Back Pain Treatment in NYC

Back, neck and shoulder pain is not normal for children or adults, and should not be ignored. The back pain specialists at NYDNR can identify and correct the source of pain, and help restore normal pain-free function. Contact us today and enjoy a pain-free future.

Resources

van Gent, Charlotte, et al. “The weight of schoolbags and the occurrence of neck, shoulder, and back pain in young adolescents.” Spine 28.9 (2003): 916-921.

Hadžiomerović, Amra Mačak, et. al. “Schoolbags and associated back pain.” Journal of health sciences 40.10 (2018): 1-10.

Noll, Matias, et al. “Back pain prevalence and associated factors in children and adolescents: an epidemiological population study.” Revista de saude publica 50 (2016): 31.

Spiteri, Karl, et al. “Schoolbags and back pain in children between 8 and 13 years: a national study.” British journal of pain 11.2 (2017): 81-86.

Yamato, Tiê Parma, Chris G Maher, Adrian C Traeger, Christopher M Wiliams, and Steve J Kamper. “Do Schoolbags Cause Back Pain in Children and Adolescents? A Systematic Review.” British Journal of Sports Medicine 52.19 (2018): 1241-1245.

130 West 42 Street Suite 1055, New York NY 10036
bg

In this instance, an athlete was originally diagnosed with minor quadriceps muscle strain and was treated for four weeks, with unsatisfactory results. When he came to our clinic, the muscle was not healing, and the patients’ muscle tissue had already begun to atrophy.

Upon examination using MSUS, we discovered that he had a full muscle thickness tear that had been overlooked by his previous provider. To mitigate damage and promote healing, surgery should have been performed immediately after the injury occurred. Because of misdiagnosis and inappropriate treatment, the patient now has permanent damage that cannot be corrected.

The most important advantage of Ultrasound over MRI imaging is its ability to zero in on the symptomatic region and obtain imaging, with active participation and feedback from the patient. Using dynamic MSUS, we can see what happens when patients contract their muscles, something that cannot be done with MRI. From a diagnostic perspective, this interaction is invaluable.

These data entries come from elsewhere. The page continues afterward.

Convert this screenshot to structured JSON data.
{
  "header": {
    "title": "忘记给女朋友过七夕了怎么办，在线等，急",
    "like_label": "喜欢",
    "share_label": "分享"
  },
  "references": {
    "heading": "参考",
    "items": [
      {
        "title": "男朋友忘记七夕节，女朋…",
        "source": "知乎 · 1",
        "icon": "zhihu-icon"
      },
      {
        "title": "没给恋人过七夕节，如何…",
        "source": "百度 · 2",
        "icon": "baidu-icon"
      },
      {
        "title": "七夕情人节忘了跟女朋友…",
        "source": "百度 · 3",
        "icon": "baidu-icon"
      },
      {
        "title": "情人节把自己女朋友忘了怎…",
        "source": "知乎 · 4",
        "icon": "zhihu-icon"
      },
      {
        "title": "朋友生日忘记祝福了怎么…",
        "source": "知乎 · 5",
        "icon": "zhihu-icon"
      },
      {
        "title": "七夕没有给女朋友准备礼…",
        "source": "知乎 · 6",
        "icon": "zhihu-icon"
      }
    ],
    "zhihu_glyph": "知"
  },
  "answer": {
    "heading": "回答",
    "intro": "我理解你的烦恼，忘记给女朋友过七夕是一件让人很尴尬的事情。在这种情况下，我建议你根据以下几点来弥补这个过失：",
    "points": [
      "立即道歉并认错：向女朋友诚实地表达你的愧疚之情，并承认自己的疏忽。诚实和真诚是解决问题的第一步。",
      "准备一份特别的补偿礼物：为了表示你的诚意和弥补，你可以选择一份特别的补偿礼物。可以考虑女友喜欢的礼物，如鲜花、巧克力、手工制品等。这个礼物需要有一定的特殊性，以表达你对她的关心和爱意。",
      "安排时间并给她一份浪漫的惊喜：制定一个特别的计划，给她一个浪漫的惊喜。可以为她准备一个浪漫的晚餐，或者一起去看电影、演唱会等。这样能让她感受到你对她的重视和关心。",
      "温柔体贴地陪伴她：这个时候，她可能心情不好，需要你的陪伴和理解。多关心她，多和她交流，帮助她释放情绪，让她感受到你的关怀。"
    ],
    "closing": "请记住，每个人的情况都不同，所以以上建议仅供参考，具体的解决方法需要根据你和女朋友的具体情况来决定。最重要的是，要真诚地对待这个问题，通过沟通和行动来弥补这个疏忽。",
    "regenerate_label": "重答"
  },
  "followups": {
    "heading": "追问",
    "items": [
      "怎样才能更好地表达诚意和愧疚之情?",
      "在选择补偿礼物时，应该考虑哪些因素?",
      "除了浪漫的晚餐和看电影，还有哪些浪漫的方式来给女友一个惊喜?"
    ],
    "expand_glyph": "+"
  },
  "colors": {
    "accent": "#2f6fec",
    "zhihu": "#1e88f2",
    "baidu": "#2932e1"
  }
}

Dynamic ultrasonography examination demonstrating
the full thickness tear and already occurring muscle atrophy
due to misdiagnosis and not referring the patient
to proper diagnostic workup

Demonstration of how very small muscle defect is made and revealed
to be a complete tear with muscle contraction
under diagnostic sonography (not possible with MRI)

image

Complete tear of rectus femoris
with large hematoma (blood)

image

Separation of muscle ends due to tear elicited
on dynamic sonography examination

contact-form-animation
You can call
or Send message